Empirical Data On How Investors Are Harmed When Companies Do not Disclose Information About Violence and Lack of Indigenous Consent
48 Pages Posted: 2 Dec 2020
York University - Osgoode Hall Law School
Date Written: September 15, 2020
The Justice and Corporate Accountability has filed a number of complaints to the Ontario Securities Commission, the British Columbia Securities Commission and the United States Securities and Exchange Commission relating to the failure of Canadian mining companies to disclose information on community conflict, violence and Indigenous consent.
An analysis of the cases found four indicia that showed that the information disclosed in the complaints (but not disclosed by the companies) was important material information relating to the health of the company, including a drop in share price; divestment by institutional investors; and shareholder class action law suits against the company.
The study recommends that extractive companies should have more explicit guidance related to disclosure of violence and human rights issues, including specific disclosure requirements relating to free, prior, and informed consent of Indigenous peoples (FPIC).
This study is a follow-up to the JCAP report, “The Canada Brand: Violence and Canadian Mining Companies in Latin America” (2016), which found that publicly listed companies reported only 24.2% of the deaths and 12.3% of the injuries listed in that report.
Keywords: Securities Commission, Securities and Exchange Commission, mining, business and human rights, FPIC, Free Prior and Informed Consent, Indigenous peoples, Latin America, Tahoe Resources, Pebble Mine, Excellon Resources

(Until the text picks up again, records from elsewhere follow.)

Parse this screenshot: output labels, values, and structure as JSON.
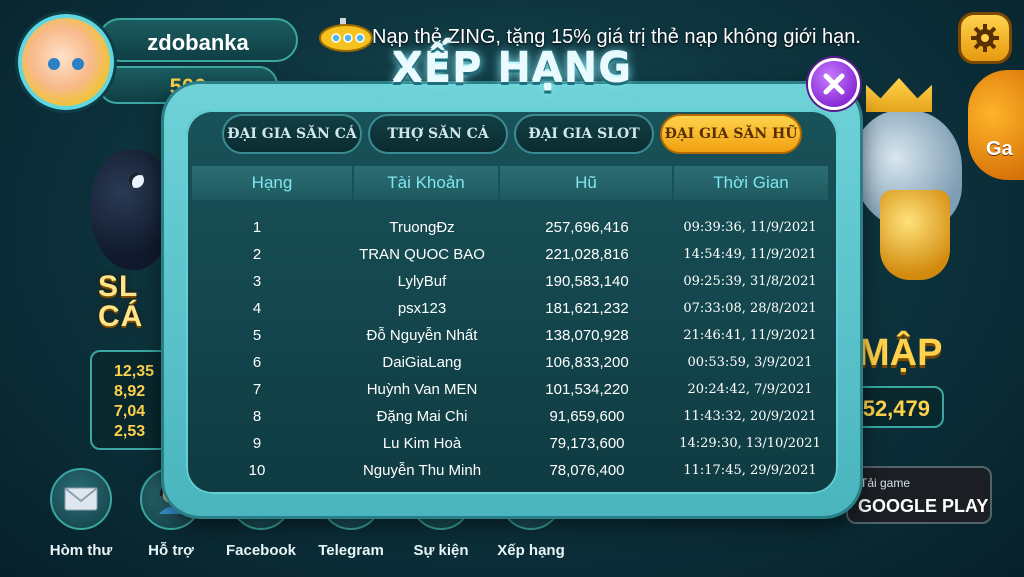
{
  "background": {
    "left_title_line1": "SL",
    "left_title_line2": "CÁ",
    "left_values": [
      "12,35",
      "8,92",
      "7,04",
      "2,53"
    ],
    "right_fish_label": "Ga",
    "right_title": "MẬP",
    "right_value": "52,479"
  },
  "user": {
    "name": "zdobanka",
    "coins": "500"
  },
  "marquee": "Nạp thẻ ZING, tặng 15% giá trị thẻ nạp không giới hạn.",
  "modal": {
    "title": "XẾP HẠNG",
    "tabs": [
      {
        "label": "ĐẠI GIA SĂN CÁ",
        "active": false
      },
      {
        "label": "THỢ SĂN CÁ",
        "active": false
      },
      {
        "label": "ĐẠI GIA SLOT",
        "active": false
      },
      {
        "label": "ĐẠI GIA SĂN HŨ",
        "active": true
      }
    ],
    "columns": [
      "Hạng",
      "Tài Khoản",
      "Hũ",
      "Thời Gian"
    ],
    "rows": [
      {
        "rank": "1",
        "account": "TruongĐz",
        "jackpot": "257,696,416",
        "time": "09:39:36, 11/9/2021"
      },
      {
        "rank": "2",
        "account": "TRAN QUOC BAO",
        "jackpot": "221,028,816",
        "time": "14:54:49, 11/9/2021"
      },
      {
        "rank": "3",
        "account": "LylyBuf",
        "jackpot": "190,583,140",
        "time": "09:25:39, 31/8/2021"
      },
      {
        "rank": "4",
        "account": "psx123",
        "jackpot": "181,621,232",
        "time": "07:33:08, 28/8/2021"
      },
      {
        "rank": "5",
        "account": "Đỗ Nguyễn Nhất",
        "jackpot": "138,070,928",
        "time": "21:46:41, 11/9/2021"
      },
      {
        "rank": "6",
        "account": "DaiGiaLang",
        "jackpot": "106,833,200",
        "time": "00:53:59, 3/9/2021"
      },
      {
        "rank": "7",
        "account": "Huỳnh Van MEN",
        "jackpot": "101,534,220",
        "time": "20:24:42, 7/9/2021"
      },
      {
        "rank": "8",
        "account": "Đặng Mai Chi",
        "jackpot": "91,659,600",
        "time": "11:43:32, 20/9/2021"
      },
      {
        "rank": "9",
        "account": "Lu Kim Hoà",
        "jackpot": "79,173,600",
        "time": "14:29:30, 13/10/2021"
      },
      {
        "rank": "10",
        "account": "Nguyễn Thu Minh",
        "jackpot": "78,076,400",
        "time": "11:17:45, 29/9/2021"
      }
    ]
  },
  "nav": [
    {
      "label": "Hòm thư",
      "icon": "mail-icon"
    },
    {
      "label": "Hỗ trợ",
      "icon": "support-icon"
    },
    {
      "label": "Facebook",
      "icon": "facebook-icon"
    },
    {
      "label": "Telegram",
      "icon": "telegram-icon"
    },
    {
      "label": "Sự kiện",
      "icon": "event-icon"
    },
    {
      "label": "Xếp hạng",
      "icon": "ranking-icon"
    }
  ],
  "store": {
    "small": "Tải game",
    "big": "GOOGLE PLAY"
  },
  "colors": {
    "accent_gold": "#ffd24d",
    "header_cyan": "#7fe6ee",
    "frame_teal": "#4ab5be",
    "close_purple": "#8a2dd6"
  }
}
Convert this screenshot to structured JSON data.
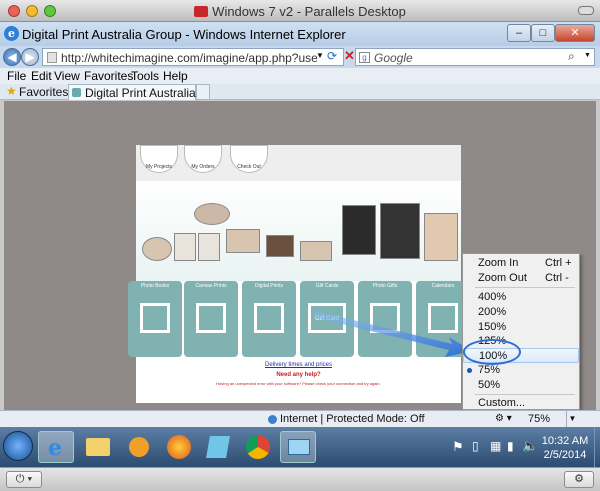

JEL Classification: K2, Q3
Suggested Citation: Suggested Citation